A form of risk-taking, gambling involves wagering something of value on an event that is determined at least in part by chance with the intention of winning a prize. This includes activities that involve some degree of skill, such as playing cards, or even knowledge about horses and jockeys in horse races, which may improve one’s chances of winning. Gambling occurs in a variety of settings, including casinos and racetracks, gas stations, churches, restaurants, and on the Internet. While most people have gambled at some time in their lives, many develop an addiction to gambling that can strain relationships, interfere with work, and lead to financial disaster.

Some people may be able to control their urges to gamble with family therapy and other types of psychotherapy, but others may need help in stopping or reducing gambling. Several treatments are available, including cognitive behavioral therapy and psychodynamic therapy, and some types of group therapy can be helpful as well. Some patients also benefit from medication.

Research has shown that a variety of factors can contribute to gambling disorders, including genetics and trauma. Symptoms can begin in childhood, adolescence, or adulthood and can affect men and women equally. In some cases, gambling disorder is triggered by mood disorders such as depression or anxiety. It can also be exacerbated by stress, alcohol or drug abuse, and other addictions.

People gamble for a variety of reasons, including the excitement of winning money and the potential for socializing with friends. Gambling can also be a source of dissociation, which is when a person loses touch with reality and experiences altered or detached states. This can occur with some games, such as slot machines, which can create a trance-like state in which players become disconnected from their environment and daydream.

If a loved one has a gambling problem, it’s important to get them help and support. Seek out support groups, such as Gamblers Anonymous, and try to spend more time with non-gambling friends. It’s also a good idea to seek treatment for any mood disorders that could trigger or make the symptoms worse, such as depression, stress, and anxiety.

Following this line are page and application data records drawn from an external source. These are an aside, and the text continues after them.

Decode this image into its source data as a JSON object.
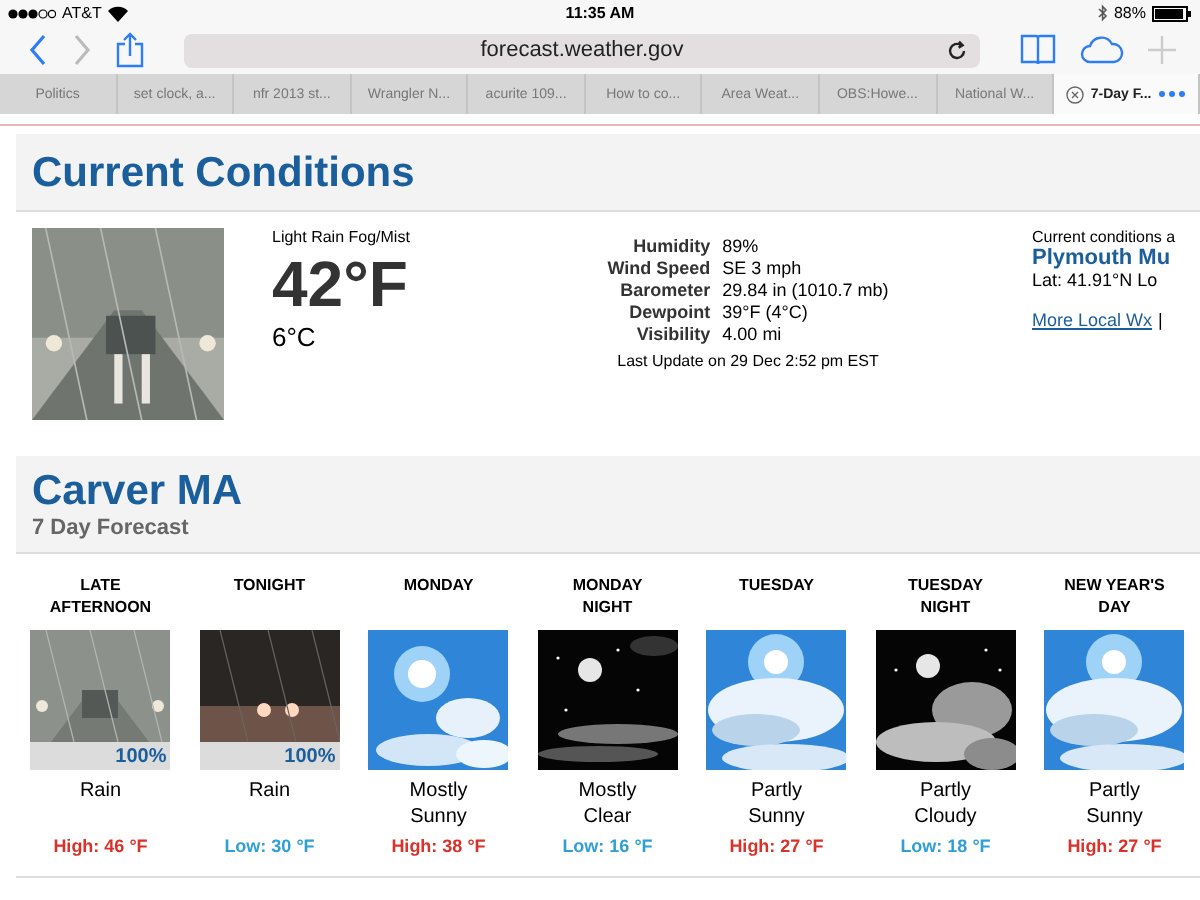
{
  "status_bar": {
    "carrier": "AT&T",
    "time": "11:35 AM",
    "battery": "88%"
  },
  "toolbar": {
    "url": "forecast.weather.gov"
  },
  "tabs": [
    {
      "label": "Politics",
      "selected": false
    },
    {
      "label": "set clock, a...",
      "selected": false
    },
    {
      "label": "nfr 2013 st...",
      "selected": false
    },
    {
      "label": "Wrangler N...",
      "selected": false
    },
    {
      "label": "acurite 109...",
      "selected": false
    },
    {
      "label": "How to co...",
      "selected": false
    },
    {
      "label": "Area Weat...",
      "selected": false
    },
    {
      "label": "OBS:Howe...",
      "selected": false
    },
    {
      "label": "National W...",
      "selected": false
    },
    {
      "label": "7-Day F...",
      "selected": true
    }
  ],
  "current": {
    "title": "Current Conditions",
    "summary": "Light Rain Fog/Mist",
    "temp_f": "42°F",
    "temp_c": "6°C",
    "details": [
      {
        "label": "Humidity",
        "value": "89%"
      },
      {
        "label": "Wind Speed",
        "value": "SE 3 mph"
      },
      {
        "label": "Barometer",
        "value": "29.84 in (1010.7 mb)"
      },
      {
        "label": "Dewpoint",
        "value": "39°F (4°C)"
      },
      {
        "label": "Visibility",
        "value": "4.00 mi"
      }
    ],
    "last_update": "Last Update on 29 Dec 2:52 pm EST",
    "station_intro": "Current conditions a",
    "station": "Plymouth Mu",
    "coords": "Lat: 41.91°N Lo",
    "more_link": "More Local Wx",
    "separator": "|"
  },
  "forecast": {
    "location": "Carver MA",
    "subtitle": "7 Day Forecast",
    "periods": [
      {
        "name": [
          "LATE",
          "AFTERNOON"
        ],
        "chance": "100%",
        "short": [
          "Rain"
        ],
        "temp": {
          "text": "High: 46 °F",
          "kind": "high"
        }
      },
      {
        "name": [
          "TONIGHT"
        ],
        "chance": "100%",
        "short": [
          "Rain"
        ],
        "temp": {
          "text": "Low: 30 °F",
          "kind": "low"
        }
      },
      {
        "name": [
          "MONDAY"
        ],
        "short": [
          "Mostly",
          "Sunny"
        ],
        "temp": {
          "text": "High: 38 °F",
          "kind": "high"
        }
      },
      {
        "name": [
          "MONDAY",
          "NIGHT"
        ],
        "short": [
          "Mostly",
          "Clear"
        ],
        "temp": {
          "text": "Low: 16 °F",
          "kind": "low"
        }
      },
      {
        "name": [
          "TUESDAY"
        ],
        "short": [
          "Partly",
          "Sunny"
        ],
        "temp": {
          "text": "High: 27 °F",
          "kind": "high"
        }
      },
      {
        "name": [
          "TUESDAY",
          "NIGHT"
        ],
        "short": [
          "Partly",
          "Cloudy"
        ],
        "temp": {
          "text": "Low: 18 °F",
          "kind": "low"
        }
      },
      {
        "name": [
          "NEW YEAR'S",
          "DAY"
        ],
        "short": [
          "Partly",
          "Sunny"
        ],
        "temp": {
          "text": "High: 27 °F",
          "kind": "high"
        }
      }
    ]
  }
}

If you find yourself arguing with your loved one about gambling or spending more than you can afford to lose, consider taking over managing the household finances for a period of time, but be sure to take steps to prevent relapse. It’s also a good idea for family members to seek therapy and attend family counseling and/or marriage or credit counseling, which can help repair the relationship and lay the foundation for regaining control over finances. There are also self-help tips for battling gambling addictions, such as exercising, avoiding foods that increase cravings, and attending support meetings. Many states have national and local gambling helplines and other assistance, such as debt advice, to help people struggling with problem gambling.